I claim:

1. A cryogen level detector comprising a resistor; means for causing said resistor to go into and out of said cryogen material whereby said resistor will correspondly sharply change its resistance'from a low state to a high state; sensing means connected to said resistor to sense its state; an indicator connected to the output 'of the sensing means so as to indicate the state of said resistor; said sensing'means comprise a power source; a current regulator; and an amplifier having inputs and outputs; said power source, current regulator and resistor being connected in a series circuit whereby a constant current will flow through this circuit; said amplifier having its input connected across said current regulator so as to sense the voltage thereacross; the output of said amplifier being connected to said indicating means; said low state of said resistor is a cryogenic state and said high state is not a cryogenic state; said indicating means is a light means which will go on when said resistor is. in a cryogenic state and will be off when said resistor is not in a cryogenic state; said resistor being moveably mounted with respect to said cryogen; and scale means connected to said moveable means so as to indicate the height of said resistor. a

Patent Citations
Cited PatentFiling datePublication dateApplicantTitle
US3267730 *Oct 11, 1963Aug 23, 1966Univ IllinoisSensing element for the measurement of liquid level

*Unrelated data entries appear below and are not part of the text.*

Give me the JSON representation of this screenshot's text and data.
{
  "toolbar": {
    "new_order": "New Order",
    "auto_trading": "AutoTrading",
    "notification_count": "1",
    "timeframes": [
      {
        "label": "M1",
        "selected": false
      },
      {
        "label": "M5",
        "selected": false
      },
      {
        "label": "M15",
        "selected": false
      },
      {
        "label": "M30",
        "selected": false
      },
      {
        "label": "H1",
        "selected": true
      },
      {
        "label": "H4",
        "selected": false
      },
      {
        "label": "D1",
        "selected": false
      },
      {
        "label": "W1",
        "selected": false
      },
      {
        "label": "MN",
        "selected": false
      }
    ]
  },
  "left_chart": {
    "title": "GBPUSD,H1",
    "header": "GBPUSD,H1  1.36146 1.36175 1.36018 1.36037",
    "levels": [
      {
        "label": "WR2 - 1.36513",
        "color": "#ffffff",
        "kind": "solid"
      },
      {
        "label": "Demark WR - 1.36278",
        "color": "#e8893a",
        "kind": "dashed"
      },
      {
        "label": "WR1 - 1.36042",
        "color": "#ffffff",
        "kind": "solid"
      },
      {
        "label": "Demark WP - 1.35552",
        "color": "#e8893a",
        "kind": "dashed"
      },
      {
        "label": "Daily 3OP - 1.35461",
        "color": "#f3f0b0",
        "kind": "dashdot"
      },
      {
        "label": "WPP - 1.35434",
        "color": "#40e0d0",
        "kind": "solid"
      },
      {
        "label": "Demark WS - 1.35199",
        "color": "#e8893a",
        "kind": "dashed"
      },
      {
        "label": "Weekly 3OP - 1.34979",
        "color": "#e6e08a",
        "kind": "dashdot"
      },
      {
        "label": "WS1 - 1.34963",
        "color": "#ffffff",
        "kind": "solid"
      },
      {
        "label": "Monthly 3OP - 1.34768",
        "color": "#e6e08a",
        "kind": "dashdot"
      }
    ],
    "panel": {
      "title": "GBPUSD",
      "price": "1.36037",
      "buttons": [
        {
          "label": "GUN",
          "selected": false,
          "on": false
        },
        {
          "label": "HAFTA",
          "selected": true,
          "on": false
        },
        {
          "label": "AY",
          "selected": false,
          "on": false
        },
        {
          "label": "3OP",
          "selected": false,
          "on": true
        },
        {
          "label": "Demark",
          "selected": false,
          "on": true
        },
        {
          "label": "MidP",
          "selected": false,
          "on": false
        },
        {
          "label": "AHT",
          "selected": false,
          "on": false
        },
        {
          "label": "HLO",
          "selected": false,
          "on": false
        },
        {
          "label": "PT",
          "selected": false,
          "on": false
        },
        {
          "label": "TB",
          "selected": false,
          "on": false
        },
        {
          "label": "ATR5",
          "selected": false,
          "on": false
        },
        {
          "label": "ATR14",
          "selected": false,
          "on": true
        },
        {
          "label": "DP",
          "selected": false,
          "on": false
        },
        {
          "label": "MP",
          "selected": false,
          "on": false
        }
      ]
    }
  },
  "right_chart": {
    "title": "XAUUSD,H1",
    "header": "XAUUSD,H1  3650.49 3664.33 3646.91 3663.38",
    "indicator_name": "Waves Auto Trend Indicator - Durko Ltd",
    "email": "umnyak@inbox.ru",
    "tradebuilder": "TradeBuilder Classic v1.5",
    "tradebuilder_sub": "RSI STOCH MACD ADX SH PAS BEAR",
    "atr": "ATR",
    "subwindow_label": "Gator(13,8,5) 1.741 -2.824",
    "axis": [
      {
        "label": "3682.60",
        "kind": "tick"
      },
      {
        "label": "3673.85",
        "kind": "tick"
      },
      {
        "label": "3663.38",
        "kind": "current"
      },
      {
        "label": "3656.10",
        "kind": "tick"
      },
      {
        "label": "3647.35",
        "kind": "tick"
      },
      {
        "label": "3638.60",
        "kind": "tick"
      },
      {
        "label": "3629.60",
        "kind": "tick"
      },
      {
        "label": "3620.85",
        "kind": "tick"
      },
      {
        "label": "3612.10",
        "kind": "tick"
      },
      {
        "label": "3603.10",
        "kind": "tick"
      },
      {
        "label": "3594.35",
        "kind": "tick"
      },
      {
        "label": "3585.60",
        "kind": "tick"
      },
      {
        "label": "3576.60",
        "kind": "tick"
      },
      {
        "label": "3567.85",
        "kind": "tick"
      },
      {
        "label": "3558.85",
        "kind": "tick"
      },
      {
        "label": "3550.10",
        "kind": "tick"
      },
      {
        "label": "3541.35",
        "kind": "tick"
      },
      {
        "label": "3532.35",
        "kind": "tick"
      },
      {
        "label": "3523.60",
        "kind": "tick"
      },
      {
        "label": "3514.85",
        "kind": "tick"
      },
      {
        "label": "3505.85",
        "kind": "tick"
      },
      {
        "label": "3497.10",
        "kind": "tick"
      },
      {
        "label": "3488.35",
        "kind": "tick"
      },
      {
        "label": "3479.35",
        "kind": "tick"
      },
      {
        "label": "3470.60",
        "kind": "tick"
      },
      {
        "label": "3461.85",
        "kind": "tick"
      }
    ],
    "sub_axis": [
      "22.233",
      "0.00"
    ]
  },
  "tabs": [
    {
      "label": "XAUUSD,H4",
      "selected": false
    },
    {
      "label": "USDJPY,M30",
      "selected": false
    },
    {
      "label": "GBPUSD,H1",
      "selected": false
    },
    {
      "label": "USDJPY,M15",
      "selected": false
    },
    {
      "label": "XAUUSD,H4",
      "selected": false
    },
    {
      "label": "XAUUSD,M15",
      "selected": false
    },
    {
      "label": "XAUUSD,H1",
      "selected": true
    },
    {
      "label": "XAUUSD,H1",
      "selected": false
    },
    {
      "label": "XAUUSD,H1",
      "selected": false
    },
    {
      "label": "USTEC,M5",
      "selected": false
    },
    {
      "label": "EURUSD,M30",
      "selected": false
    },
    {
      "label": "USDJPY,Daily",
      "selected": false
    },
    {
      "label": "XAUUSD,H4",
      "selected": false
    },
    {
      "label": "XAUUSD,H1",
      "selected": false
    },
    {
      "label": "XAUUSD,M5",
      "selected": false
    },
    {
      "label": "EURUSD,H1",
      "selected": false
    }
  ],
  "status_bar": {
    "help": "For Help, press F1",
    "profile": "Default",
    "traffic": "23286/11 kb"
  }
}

FR1391944A * Title not available
Referenced by
Citing PatentFiling datePublication dateApplicantTitle
US4034361 *Jul 28, 1975Jul 5, 1977Mortensen Thomas LMethod and apparatus for storing biological matter
US4065967 *Jul 29, 1976Jan 3, 1978Robert E. KirkpatrickSilo level indicating system
US4187723 *Oct 16, 1978Feb 12, 1980The United States Of America As Represented By The Secretary Of The ArmyLiquid nitrogen level indicator
US4283719 *Aug 7, 1979Aug 11, 1981Lucas Industries LimitedLiquid level sensing circuit
US4404809 *Jul 23, 1982Sep 20, 1983Her Majesty The Queen In Right Of Canada, As Represented By The Minister Of National DefenceLiquid nitrogen level controller
US4497205 *Dec 17, 1982Feb 5, 1985Gulf & Western Manufacturing CompanyMethod and apparatus for automatically sensing the level of a liquid in a reservoir
US4506258 *May 20, 1982Mar 19, 1985Gulf & Western Manufacturing CompanySystem for detecting low liquid level and probe therefor
US4591839 *Dec 5, 1984May 27, 1986Gulf & Western Manufacturing CompanySystem for detecting low liquid level and probe therefor
US4656464 *Aug 26, 1985Apr 7, 1987Cliffgard Arnie LLiquid level detector
US4706497 *Apr 1, 1986Nov 17, 1987The United States Of America As Represented By The United States Department Of EnergyLiquid detection circuit
Classifications
U.S. Classification340/622, 73/295
International ClassificationG01F23/24
Cooperative ClassificationG01F23/247
European ClassificationG01F23/24C2